Patty & Bun remains committed to national expansion, citing its strong brand and robust finances as putting it in a strong position to capitalise on opportunities for sites.

Founder Joe Grossman said despite the strong competition, the burger restaurant concept was well placed to secure the best available restaurant space.

He was writing in Patty & Bun’s full year financial report for 2019, which saw the company post a loss of £270,277.

This followed the temporary closure of Liverpool Street for a landlord refurbishment, with no further sites opened last year.

Sales decreased by 6.6%, despite a strong underlying performance, for the same reasons.

Operating profit before deductions was £275,748, while the company invested £566,459 on refurbishments in 2019. Stree

Patty & Bun has reopened eight out of 10 restaurants, with Goodge St and Kingly St yet to reopen.
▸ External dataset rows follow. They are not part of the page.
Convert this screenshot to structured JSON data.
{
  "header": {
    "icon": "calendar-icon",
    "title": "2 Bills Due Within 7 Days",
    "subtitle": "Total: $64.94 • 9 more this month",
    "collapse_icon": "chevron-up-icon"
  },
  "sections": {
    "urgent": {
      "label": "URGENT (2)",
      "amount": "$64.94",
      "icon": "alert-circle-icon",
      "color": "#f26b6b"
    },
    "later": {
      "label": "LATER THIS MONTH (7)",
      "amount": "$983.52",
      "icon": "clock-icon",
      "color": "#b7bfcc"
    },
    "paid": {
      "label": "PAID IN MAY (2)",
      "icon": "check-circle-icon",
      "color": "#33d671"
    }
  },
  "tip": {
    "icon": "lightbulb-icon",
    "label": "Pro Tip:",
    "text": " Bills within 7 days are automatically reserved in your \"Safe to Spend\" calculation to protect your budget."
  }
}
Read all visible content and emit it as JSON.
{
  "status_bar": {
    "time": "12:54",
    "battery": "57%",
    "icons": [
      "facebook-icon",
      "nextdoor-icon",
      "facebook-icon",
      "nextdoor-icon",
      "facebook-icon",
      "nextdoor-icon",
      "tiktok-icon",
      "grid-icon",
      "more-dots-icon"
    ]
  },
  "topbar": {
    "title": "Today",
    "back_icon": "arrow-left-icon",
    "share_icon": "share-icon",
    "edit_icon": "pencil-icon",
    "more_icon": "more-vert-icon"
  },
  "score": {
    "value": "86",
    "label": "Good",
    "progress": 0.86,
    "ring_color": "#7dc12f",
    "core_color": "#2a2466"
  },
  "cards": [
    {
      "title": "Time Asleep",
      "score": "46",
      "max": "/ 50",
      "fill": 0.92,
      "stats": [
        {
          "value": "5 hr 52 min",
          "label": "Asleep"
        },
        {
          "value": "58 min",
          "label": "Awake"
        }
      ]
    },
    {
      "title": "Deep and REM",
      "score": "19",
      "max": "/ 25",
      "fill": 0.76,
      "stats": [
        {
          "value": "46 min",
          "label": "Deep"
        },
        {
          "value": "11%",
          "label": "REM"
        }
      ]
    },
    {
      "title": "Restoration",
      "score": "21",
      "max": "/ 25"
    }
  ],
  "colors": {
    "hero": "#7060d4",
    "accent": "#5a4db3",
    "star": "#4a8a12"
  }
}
The company made use of furlough scheme and business interruption loan from via Barclay’s.

It is negotiating with landlords on concessions, including rent free periods, deferments and a move to monthly arrears.

During the shutdown it launched Lockdown DIY Patty kits, as well as a new delivery brand Sidechick.
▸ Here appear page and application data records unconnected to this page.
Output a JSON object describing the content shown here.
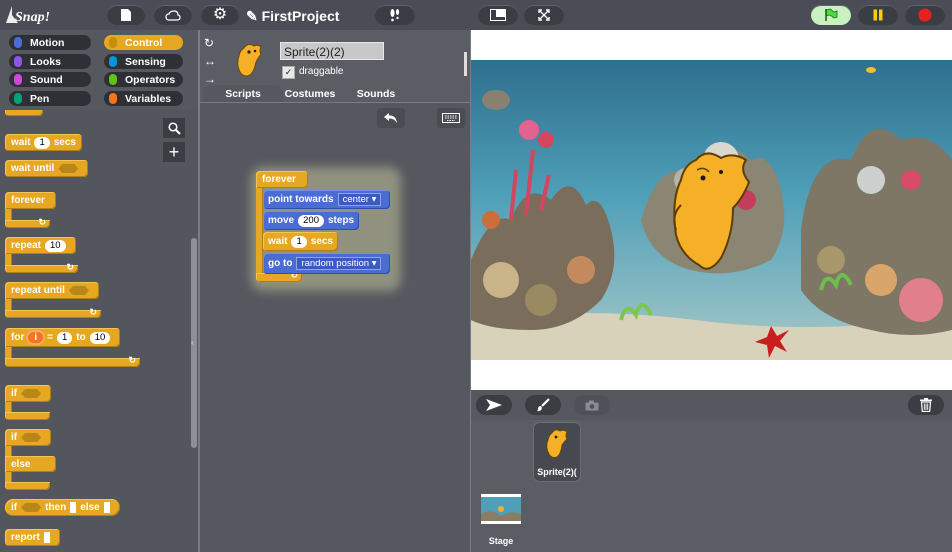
{
  "topbar": {
    "logo_text": "Snap!",
    "project_name": "✎ FirstProject"
  },
  "categories": [
    {
      "label": "Motion",
      "color": "#4a6cd4",
      "selected": false
    },
    {
      "label": "Control",
      "color": "#e6a822",
      "selected": true
    },
    {
      "label": "Looks",
      "color": "#8f56e3",
      "selected": false
    },
    {
      "label": "Sensing",
      "color": "#0494dc",
      "selected": false
    },
    {
      "label": "Sound",
      "color": "#cf4ad9",
      "selected": false
    },
    {
      "label": "Operators",
      "color": "#62c213",
      "selected": false
    },
    {
      "label": "Pen",
      "color": "#00a178",
      "selected": false
    },
    {
      "label": "Variables",
      "color": "#f3761d",
      "selected": false
    }
  ],
  "palette": {
    "wait_secs": {
      "w1": "wait",
      "val": "1",
      "w2": "secs"
    },
    "wait_until": "wait until",
    "forever": "forever",
    "repeat": {
      "label": "repeat",
      "val": "10"
    },
    "repeat_until": "repeat until",
    "for": {
      "w1": "for",
      "var": "i",
      "eq": "=",
      "from": "1",
      "to_word": "to",
      "to": "10"
    },
    "if1": "if",
    "if2": "if",
    "else": "else",
    "if_then_else": {
      "w1": "if",
      "w2": "then",
      "w3": "else"
    },
    "report": "report"
  },
  "sprite": {
    "name": "Sprite(2)(2)",
    "draggable_label": "draggable",
    "draggable_checked": "✓"
  },
  "tabs": {
    "scripts": "Scripts",
    "costumes": "Costumes",
    "sounds": "Sounds"
  },
  "script": {
    "forever": "forever",
    "point_towards": {
      "w1": "point",
      "w2": "towards",
      "target": "center"
    },
    "move": {
      "w1": "move",
      "val": "200",
      "w2": "steps"
    },
    "wait": {
      "w1": "wait",
      "val": "1",
      "w2": "secs"
    },
    "goto": {
      "w1": "go",
      "w2": "to",
      "target": "random position"
    }
  },
  "corral": {
    "sprite_label": "Sprite(2)(",
    "stage_label": "Stage"
  },
  "colors": {
    "control": "#e6a822",
    "motion": "#4a6cd4",
    "green_flag": "#4fdb3f",
    "pause": "#ffcc00",
    "stop": "#e8201f"
  }
}
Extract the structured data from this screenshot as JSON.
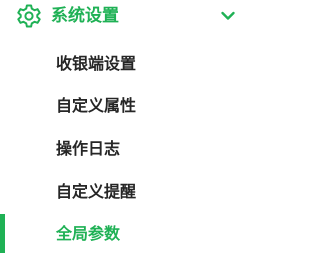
{
  "menu": {
    "group": {
      "title": "系统设置",
      "icon": "gear-icon",
      "toggle_icon": "chevron-down-icon",
      "expanded": true
    },
    "items": [
      {
        "label": "收银端设置",
        "active": false
      },
      {
        "label": "自定义属性",
        "active": false
      },
      {
        "label": "操作日志",
        "active": false
      },
      {
        "label": "自定义提醒",
        "active": false
      },
      {
        "label": "全局参数",
        "active": true
      }
    ]
  },
  "colors": {
    "accent": "#1fb155",
    "text": "#262626",
    "background": "#ffffff"
  }
}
In August 2020, the company issued 3.6m A ordinary shares at £1 each at par in settlement of the liability due to its parent company Patty & Bun Holdings.

Grossman wrote: “The directors remain cautiously optimistic for the future. The current climate will remain difficult for the hospitality sector. However the directors believe that Patty & Bun is well places to tackle future challenges.”